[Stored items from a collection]
• • • • •
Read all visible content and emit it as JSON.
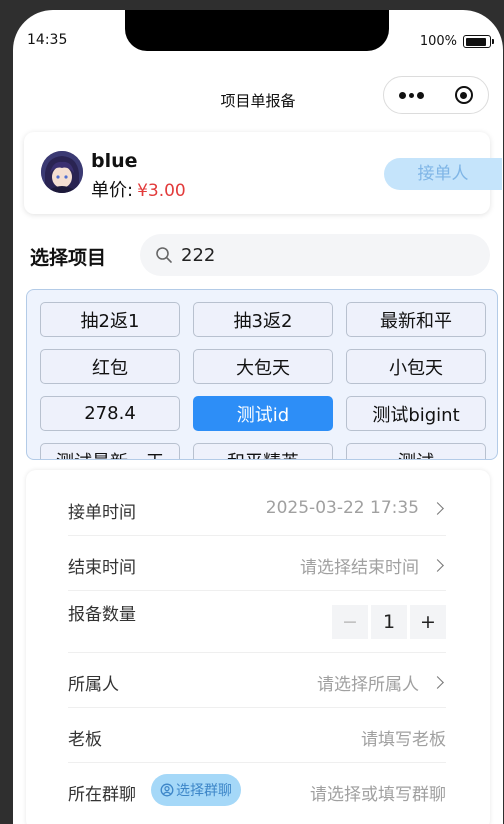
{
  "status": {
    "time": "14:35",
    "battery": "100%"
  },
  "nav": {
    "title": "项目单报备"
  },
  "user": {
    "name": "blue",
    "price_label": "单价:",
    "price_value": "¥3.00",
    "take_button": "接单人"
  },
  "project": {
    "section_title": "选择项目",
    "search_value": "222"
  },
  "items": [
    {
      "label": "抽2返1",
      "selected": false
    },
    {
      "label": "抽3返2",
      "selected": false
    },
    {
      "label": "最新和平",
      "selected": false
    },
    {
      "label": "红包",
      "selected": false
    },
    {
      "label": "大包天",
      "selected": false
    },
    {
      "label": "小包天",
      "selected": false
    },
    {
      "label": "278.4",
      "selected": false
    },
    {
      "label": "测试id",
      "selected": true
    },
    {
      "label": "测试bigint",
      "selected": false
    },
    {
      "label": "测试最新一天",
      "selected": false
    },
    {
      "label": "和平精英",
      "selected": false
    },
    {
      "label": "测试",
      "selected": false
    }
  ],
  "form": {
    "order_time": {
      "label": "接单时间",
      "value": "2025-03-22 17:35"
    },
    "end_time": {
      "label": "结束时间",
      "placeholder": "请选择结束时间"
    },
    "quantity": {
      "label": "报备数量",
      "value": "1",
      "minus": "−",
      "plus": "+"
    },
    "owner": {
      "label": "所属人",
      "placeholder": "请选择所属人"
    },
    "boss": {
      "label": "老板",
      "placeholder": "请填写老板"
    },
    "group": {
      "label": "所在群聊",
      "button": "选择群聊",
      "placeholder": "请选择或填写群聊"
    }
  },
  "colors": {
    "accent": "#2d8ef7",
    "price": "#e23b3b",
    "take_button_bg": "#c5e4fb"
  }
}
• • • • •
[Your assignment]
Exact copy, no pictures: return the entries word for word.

[Task output]
Read all visible content and emit it as JSON.
{
  "status": {
    "time": "14:35",
    "battery": "100%"
  },
  "nav": {
    "title": "项目单报备"
  },
  "user": {
    "name": "blue",
    "price_label": "单价:",
    "price_value": "¥3.00",
    "take_button": "接单人"
  },
  "project": {
    "section_title": "选择项目",
    "search_value": "222"
  },
  "items": [
    {
      "label": "抽2返1",
      "selected": false
    },
    {
      "label": "抽3返2",
      "selected": false
    },
    {
      "label": "最新和平",
      "selected": false
    },
    {
      "label": "红包",
      "selected": false
    },
    {
      "label": "大包天",
      "selected": false
    },
    {
      "label": "小包天",
      "selected": false
    },
    {
      "label": "278.4",
      "selected": false
    },
    {
      "label": "测试id",
      "selected": true
    },
    {
      "label": "测试bigint",
      "selected": false
    },
    {
      "label": "测试最新一天",
      "selected": false
    },
    {
      "label": "和平精英",
      "selected": false
    },
    {
      "label": "测试",
      "selected": false
    }
  ],
  "form": {
    "order_time": {
      "label": "接单时间",
      "value": "2025-03-22 17:35"
    },
    "end_time": {
      "label": "结束时间",
      "placeholder": "请选择结束时间"
    },
    "quantity": {
      "label": "报备数量",
      "value": "1",
      "minus": "−",
      "plus": "+"
    },
    "owner": {
      "label": "所属人",
      "placeholder": "请选择所属人"
    },
    "boss": {
      "label": "老板",
      "placeholder": "请填写老板"
    },
    "group": {
      "label": "所在群聊",
      "button": "选择群聊",
      "placeholder": "请选择或填写群聊"
    }
  },
  "colors": {
    "accent": "#2d8ef7",
    "price": "#e23b3b",
    "take_button_bg": "#c5e4fb"
  }
}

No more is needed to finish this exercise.